**Problem requirements**
Please return the listing exactly as it stands, skipping any pictures.

**Records for the exercise**
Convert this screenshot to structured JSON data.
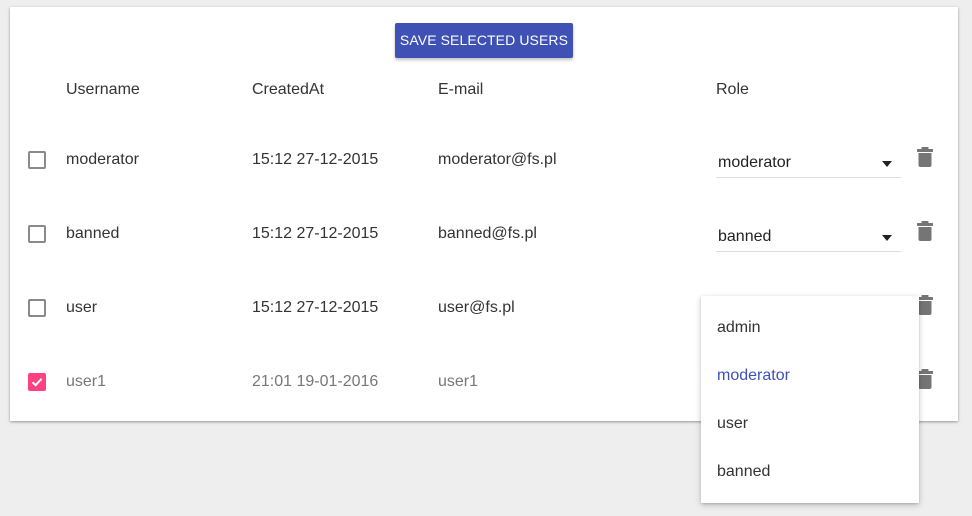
{
  "toolbar": {
    "save_label": "SAVE SELECTED USERS"
  },
  "table": {
    "headers": {
      "username": "Username",
      "created_at": "CreatedAt",
      "email": "E-mail",
      "role": "Role"
    },
    "rows": [
      {
        "selected": false,
        "username": "moderator",
        "created_at": "15:12 27-12-2015",
        "email": "moderator@fs.pl",
        "role": "moderator"
      },
      {
        "selected": false,
        "username": "banned",
        "created_at": "15:12 27-12-2015",
        "email": "banned@fs.pl",
        "role": "banned"
      },
      {
        "selected": false,
        "username": "user",
        "created_at": "15:12 27-12-2015",
        "email": "user@fs.pl",
        "role": ""
      },
      {
        "selected": true,
        "username": "user1",
        "created_at": "21:01 19-01-2016",
        "email": "user1",
        "role": ""
      }
    ]
  },
  "role_dropdown": {
    "options": [
      "admin",
      "moderator",
      "user",
      "banned"
    ],
    "highlighted": "moderator"
  },
  "colors": {
    "accent": "#3f51b5",
    "checkbox_checked": "#ff4081",
    "background": "#eeeeee"
  },
  "icons": {
    "delete": "trash-icon",
    "dropdown": "caret-down-icon",
    "checked": "check-icon"
  }
}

**Answer to the exercise**
Convert this screenshot to structured JSON data.
{
  "toolbar": {
    "save_label": "SAVE SELECTED USERS"
  },
  "table": {
    "headers": {
      "username": "Username",
      "created_at": "CreatedAt",
      "email": "E-mail",
      "role": "Role"
    },
    "rows": [
      {
        "selected": false,
        "username": "moderator",
        "created_at": "15:12 27-12-2015",
        "email": "moderator@fs.pl",
        "role": "moderator"
      },
      {
        "selected": false,
        "username": "banned",
        "created_at": "15:12 27-12-2015",
        "email": "banned@fs.pl",
        "role": "banned"
      },
      {
        "selected": false,
        "username": "user",
        "created_at": "15:12 27-12-2015",
        "email": "user@fs.pl",
        "role": ""
      },
      {
        "selected": true,
        "username": "user1",
        "created_at": "21:01 19-01-2016",
        "email": "user1",
        "role": ""
      }
    ]
  },
  "role_dropdown": {
    "options": [
      "admin",
      "moderator",
      "user",
      "banned"
    ],
    "highlighted": "moderator"
  },
  "colors": {
    "accent": "#3f51b5",
    "checkbox_checked": "#ff4081",
    "background": "#eeeeee"
  },
  "icons": {
    "delete": "trash-icon",
    "dropdown": "caret-down-icon",
    "checked": "check-icon"
  }
}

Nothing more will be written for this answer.